Cogdon (Ghost, Spiders & N. Korean): Court found woman not guilty of killing her child when she thought she was defending her child from the attack of a soldier when in fact she was in a somnambulistic state & hit her child in the head w/the axe while child was asleep. Court found her not guilty because the act of killings, while illegal, was not held to be her act. MPC §2.01(2) (b)

Status Offenses: Offenses which require proof of status as opposed to conduct. (vagrants, addicts, etc.)

Possession Acts: Courts require D knowingly possess, thereby a voluntary act must be proven.

MPC§ 1.13 (2) definition of voluntary/involuntary movement:
o involuntary: reflexes, convulsions, conduct during unconsciousness, sleep, hypnosis and generally, “any conduct that is not a product of the effort or determination of the actor, either conscious or habitual”
o voluntary: will, muscular contraction or bodily movement by the actor (pulling of a trigger)

1c. Omissions – Culpability by omission requires a pre-existing duty.

Person is not guilty of a crime for failure to act, even if the failure permitted harm to occur to another, & even if the person could’ve acted at no personal risk to safety.
Notwithstanding the general rule, person has a legal duty to act in various circumstances if he was physically capable of doing so. MPC §2.01(1)

1. No Duty

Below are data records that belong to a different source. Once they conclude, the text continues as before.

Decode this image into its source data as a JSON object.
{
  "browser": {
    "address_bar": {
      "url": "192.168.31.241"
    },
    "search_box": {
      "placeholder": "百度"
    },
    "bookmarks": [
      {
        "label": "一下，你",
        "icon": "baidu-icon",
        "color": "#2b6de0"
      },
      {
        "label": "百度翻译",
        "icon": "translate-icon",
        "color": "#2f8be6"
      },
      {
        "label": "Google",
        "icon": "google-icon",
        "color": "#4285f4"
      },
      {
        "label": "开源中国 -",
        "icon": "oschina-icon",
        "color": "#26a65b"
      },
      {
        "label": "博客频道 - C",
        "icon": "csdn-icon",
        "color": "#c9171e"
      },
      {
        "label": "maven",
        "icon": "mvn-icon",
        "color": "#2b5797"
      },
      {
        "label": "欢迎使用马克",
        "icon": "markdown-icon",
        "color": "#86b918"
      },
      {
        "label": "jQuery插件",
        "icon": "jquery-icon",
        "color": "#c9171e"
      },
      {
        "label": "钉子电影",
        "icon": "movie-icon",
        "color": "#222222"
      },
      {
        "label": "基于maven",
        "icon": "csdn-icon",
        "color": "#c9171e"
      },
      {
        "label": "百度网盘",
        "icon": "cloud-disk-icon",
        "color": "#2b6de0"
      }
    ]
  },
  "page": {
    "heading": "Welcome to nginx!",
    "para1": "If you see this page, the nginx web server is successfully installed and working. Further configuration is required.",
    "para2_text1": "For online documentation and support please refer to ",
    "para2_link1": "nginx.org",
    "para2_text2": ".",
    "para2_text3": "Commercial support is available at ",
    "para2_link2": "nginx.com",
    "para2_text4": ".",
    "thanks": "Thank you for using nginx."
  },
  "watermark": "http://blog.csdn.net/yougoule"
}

Ø People v. Beardsley: married man fails to come of aid of the woman with whom he is having an affair after she took a lethal dose of poison in his presence. She died. Man was not held liable, because woman was not his wife and thus he was not in the required status relationship.
WHY duty should be owed to husband but not to long time boyfriend? Difficult to set limit (what constitutes “long time”?) Fair warning is important: